DATA LISTING: Begin
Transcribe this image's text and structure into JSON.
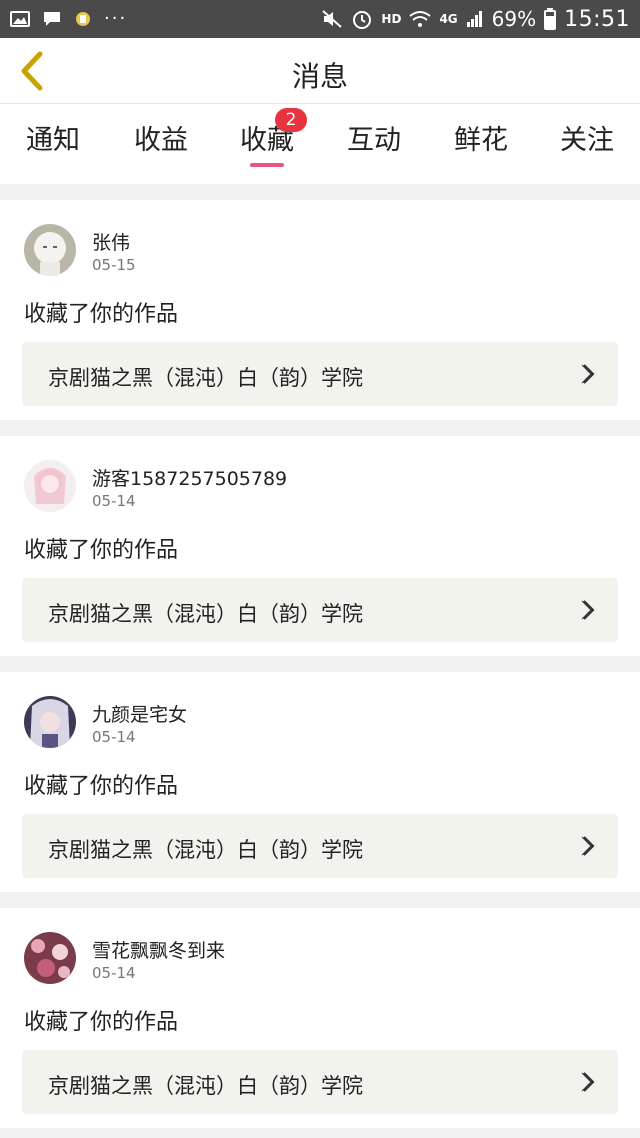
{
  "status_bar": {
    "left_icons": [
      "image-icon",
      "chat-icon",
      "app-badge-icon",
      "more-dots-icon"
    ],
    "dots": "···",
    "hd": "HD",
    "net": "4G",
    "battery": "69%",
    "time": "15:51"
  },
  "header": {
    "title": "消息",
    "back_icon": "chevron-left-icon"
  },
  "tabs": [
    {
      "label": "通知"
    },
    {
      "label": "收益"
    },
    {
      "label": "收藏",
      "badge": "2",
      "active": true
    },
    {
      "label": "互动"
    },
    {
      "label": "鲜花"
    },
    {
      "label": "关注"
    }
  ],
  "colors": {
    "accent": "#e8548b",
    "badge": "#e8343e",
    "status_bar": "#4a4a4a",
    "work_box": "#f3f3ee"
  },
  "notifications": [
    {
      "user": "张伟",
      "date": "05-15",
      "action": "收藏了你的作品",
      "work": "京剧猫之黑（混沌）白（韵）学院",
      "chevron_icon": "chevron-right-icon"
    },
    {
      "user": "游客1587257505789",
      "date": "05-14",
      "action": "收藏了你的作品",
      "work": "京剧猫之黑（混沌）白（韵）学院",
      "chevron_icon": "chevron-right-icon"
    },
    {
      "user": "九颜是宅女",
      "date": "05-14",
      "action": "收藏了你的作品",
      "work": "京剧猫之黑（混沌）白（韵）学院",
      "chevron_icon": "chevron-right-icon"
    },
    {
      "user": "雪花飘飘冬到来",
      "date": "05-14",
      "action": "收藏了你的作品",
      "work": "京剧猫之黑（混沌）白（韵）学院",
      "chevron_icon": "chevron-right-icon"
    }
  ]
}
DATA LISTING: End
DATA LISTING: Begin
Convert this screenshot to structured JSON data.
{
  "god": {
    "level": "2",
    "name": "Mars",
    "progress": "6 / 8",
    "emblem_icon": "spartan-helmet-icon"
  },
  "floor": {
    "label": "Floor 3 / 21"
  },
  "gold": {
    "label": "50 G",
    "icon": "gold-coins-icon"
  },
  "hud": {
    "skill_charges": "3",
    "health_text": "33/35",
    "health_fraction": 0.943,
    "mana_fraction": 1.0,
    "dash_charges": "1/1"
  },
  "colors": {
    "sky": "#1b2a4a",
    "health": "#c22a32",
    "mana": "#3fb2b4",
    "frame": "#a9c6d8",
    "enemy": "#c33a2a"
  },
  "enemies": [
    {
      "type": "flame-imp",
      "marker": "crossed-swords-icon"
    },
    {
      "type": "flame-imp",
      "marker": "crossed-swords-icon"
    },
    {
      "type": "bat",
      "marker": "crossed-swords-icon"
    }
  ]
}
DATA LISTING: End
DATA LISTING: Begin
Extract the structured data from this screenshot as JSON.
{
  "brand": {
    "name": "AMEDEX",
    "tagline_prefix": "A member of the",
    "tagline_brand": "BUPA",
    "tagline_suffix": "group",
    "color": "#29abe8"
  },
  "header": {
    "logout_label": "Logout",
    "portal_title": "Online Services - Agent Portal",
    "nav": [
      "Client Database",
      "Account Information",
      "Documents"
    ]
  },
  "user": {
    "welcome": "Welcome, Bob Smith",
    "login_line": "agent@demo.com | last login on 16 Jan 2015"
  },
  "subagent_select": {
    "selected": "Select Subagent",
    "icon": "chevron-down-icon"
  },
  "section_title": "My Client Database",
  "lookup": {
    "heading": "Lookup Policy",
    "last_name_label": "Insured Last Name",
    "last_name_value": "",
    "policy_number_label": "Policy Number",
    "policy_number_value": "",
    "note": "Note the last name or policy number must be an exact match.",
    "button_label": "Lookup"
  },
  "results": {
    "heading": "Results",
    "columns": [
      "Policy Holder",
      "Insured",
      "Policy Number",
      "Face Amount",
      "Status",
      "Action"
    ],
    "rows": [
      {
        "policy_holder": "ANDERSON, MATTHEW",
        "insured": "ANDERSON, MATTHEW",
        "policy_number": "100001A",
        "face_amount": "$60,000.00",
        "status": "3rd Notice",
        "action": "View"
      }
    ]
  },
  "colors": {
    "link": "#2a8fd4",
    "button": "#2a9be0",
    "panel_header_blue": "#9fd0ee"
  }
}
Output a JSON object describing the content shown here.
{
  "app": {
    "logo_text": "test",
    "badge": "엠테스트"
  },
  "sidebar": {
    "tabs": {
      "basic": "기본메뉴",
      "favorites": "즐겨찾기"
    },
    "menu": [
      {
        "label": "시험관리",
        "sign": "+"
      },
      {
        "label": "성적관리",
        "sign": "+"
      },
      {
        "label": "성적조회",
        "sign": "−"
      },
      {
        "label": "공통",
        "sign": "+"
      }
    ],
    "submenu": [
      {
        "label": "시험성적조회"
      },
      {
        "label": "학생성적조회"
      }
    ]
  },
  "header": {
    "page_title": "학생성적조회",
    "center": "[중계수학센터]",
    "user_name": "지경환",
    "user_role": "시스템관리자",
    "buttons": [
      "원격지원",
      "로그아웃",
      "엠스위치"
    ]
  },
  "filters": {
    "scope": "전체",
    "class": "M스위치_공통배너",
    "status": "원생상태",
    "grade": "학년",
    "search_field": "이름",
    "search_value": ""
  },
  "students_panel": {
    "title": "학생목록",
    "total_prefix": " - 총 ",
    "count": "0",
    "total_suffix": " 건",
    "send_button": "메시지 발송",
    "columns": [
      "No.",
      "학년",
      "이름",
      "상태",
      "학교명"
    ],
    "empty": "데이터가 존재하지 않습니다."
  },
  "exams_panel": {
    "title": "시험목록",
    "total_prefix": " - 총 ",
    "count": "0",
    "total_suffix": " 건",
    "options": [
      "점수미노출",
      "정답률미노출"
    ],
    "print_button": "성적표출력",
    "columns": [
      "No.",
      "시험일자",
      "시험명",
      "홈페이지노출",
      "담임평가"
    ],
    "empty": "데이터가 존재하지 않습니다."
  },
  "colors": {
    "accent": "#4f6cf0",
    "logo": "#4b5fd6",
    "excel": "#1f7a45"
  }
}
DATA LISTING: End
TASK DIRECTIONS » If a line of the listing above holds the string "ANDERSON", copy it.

RESPONSE TO THIS TASK »
        "policy_holder": "ANDERSON, MATTHEW",
        "insured": "ANDERSON, MATTHEW",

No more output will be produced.